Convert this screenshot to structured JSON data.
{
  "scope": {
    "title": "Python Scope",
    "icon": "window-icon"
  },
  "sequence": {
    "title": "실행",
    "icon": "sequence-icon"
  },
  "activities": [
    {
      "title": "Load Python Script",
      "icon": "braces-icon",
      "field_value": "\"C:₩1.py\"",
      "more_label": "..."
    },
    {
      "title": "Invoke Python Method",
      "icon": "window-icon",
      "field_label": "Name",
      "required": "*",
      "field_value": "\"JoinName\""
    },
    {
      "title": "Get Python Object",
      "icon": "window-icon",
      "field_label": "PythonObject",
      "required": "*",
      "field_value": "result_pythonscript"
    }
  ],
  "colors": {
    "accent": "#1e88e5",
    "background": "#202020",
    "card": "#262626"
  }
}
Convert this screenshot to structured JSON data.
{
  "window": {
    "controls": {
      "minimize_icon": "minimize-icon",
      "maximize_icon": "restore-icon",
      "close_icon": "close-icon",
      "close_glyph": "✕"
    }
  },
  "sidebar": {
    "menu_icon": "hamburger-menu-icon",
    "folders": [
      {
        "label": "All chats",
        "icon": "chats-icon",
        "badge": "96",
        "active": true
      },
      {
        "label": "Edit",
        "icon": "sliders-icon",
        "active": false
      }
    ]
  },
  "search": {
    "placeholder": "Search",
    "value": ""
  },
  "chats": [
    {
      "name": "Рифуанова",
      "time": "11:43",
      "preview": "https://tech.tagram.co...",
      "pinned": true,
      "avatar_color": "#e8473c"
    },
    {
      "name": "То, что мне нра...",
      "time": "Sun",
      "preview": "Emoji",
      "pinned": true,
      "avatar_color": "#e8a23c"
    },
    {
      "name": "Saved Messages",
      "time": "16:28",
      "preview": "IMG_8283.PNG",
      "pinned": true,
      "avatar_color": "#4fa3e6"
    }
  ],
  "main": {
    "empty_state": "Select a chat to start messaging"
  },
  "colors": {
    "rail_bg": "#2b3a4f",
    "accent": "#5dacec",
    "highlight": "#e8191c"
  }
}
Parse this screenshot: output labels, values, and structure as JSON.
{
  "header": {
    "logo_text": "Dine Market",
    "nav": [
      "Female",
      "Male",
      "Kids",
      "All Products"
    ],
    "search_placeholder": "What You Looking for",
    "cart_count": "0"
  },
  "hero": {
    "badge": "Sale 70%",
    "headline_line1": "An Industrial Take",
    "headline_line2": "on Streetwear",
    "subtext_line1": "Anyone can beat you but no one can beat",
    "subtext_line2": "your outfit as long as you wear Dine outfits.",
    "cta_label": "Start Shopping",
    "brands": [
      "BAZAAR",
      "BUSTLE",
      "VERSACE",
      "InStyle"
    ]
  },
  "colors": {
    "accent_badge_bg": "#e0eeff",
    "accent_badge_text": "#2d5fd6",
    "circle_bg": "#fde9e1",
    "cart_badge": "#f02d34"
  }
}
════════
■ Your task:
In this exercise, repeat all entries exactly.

■ Solution to this task:
Convert this screenshot to structured JSON data.
{
  "scope": {
    "title": "Python Scope",
    "icon": "window-icon"
  },
  "sequence": {
    "title": "실행",
    "icon": "sequence-icon"
  },
  "activities": [
    {
      "title": "Load Python Script",
      "icon": "braces-icon",
      "field_value": "\"C:₩1.py\"",
      "more_label": "..."
    },
    {
      "title": "Invoke Python Method",
      "icon": "window-icon",
      "field_label": "Name",
      "required": "*",
      "field_value": "\"JoinName\""
    },
    {
      "title": "Get Python Object",
      "icon": "window-icon",
      "field_label": "PythonObject",
      "required": "*",
      "field_value": "result_pythonscript"
    }
  ],
  "colors": {
    "accent": "#1e88e5",
    "background": "#202020",
    "card": "#262626"
  }
}
Convert this screenshot to structured JSON data.
{
  "window": {
    "controls": {
      "minimize_icon": "minimize-icon",
      "maximize_icon": "restore-icon",
      "close_icon": "close-icon",
      "close_glyph": "✕"
    }
  },
  "sidebar": {
    "menu_icon": "hamburger-menu-icon",
    "folders": [
      {
        "label": "All chats",
        "icon": "chats-icon",
        "badge": "96",
        "active": true
      },
      {
        "label": "Edit",
        "icon": "sliders-icon",
        "active": false
      }
    ]
  },
  "search": {
    "placeholder": "Search",
    "value": ""
  },
  "chats": [
    {
      "name": "Рифуанова",
      "time": "11:43",
      "preview": "https://tech.tagram.co...",
      "pinned": true,
      "avatar_color": "#e8473c"
    },
    {
      "name": "То, что мне нра...",
      "time": "Sun",
      "preview": "Emoji",
      "pinned": true,
      "avatar_color": "#e8a23c"
    },
    {
      "name": "Saved Messages",
      "time": "16:28",
      "preview": "IMG_8283.PNG",
      "pinned": true,
      "avatar_color": "#4fa3e6"
    }
  ],
  "main": {
    "empty_state": "Select a chat to start messaging"
  },
  "colors": {
    "rail_bg": "#2b3a4f",
    "accent": "#5dacec",
    "highlight": "#e8191c"
  }
}
Parse this screenshot: output labels, values, and structure as JSON.
{
  "header": {
    "logo_text": "Dine Market",
    "nav": [
      "Female",
      "Male",
      "Kids",
      "All Products"
    ],
    "search_placeholder": "What You Looking for",
    "cart_count": "0"
  },
  "hero": {
    "badge": "Sale 70%",
    "headline_line1": "An Industrial Take",
    "headline_line2": "on Streetwear",
    "subtext_line1": "Anyone can beat you but no one can beat",
    "subtext_line2": "your outfit as long as you wear Dine outfits.",
    "cta_label": "Start Shopping",
    "brands": [
      "BAZAAR",
      "BUSTLE",
      "VERSACE",
      "InStyle"
    ]
  },
  "colors": {
    "accent_badge_bg": "#e0eeff",
    "accent_badge_text": "#2d5fd6",
    "circle_bg": "#fde9e1",
    "cart_badge": "#f02d34"
  }
}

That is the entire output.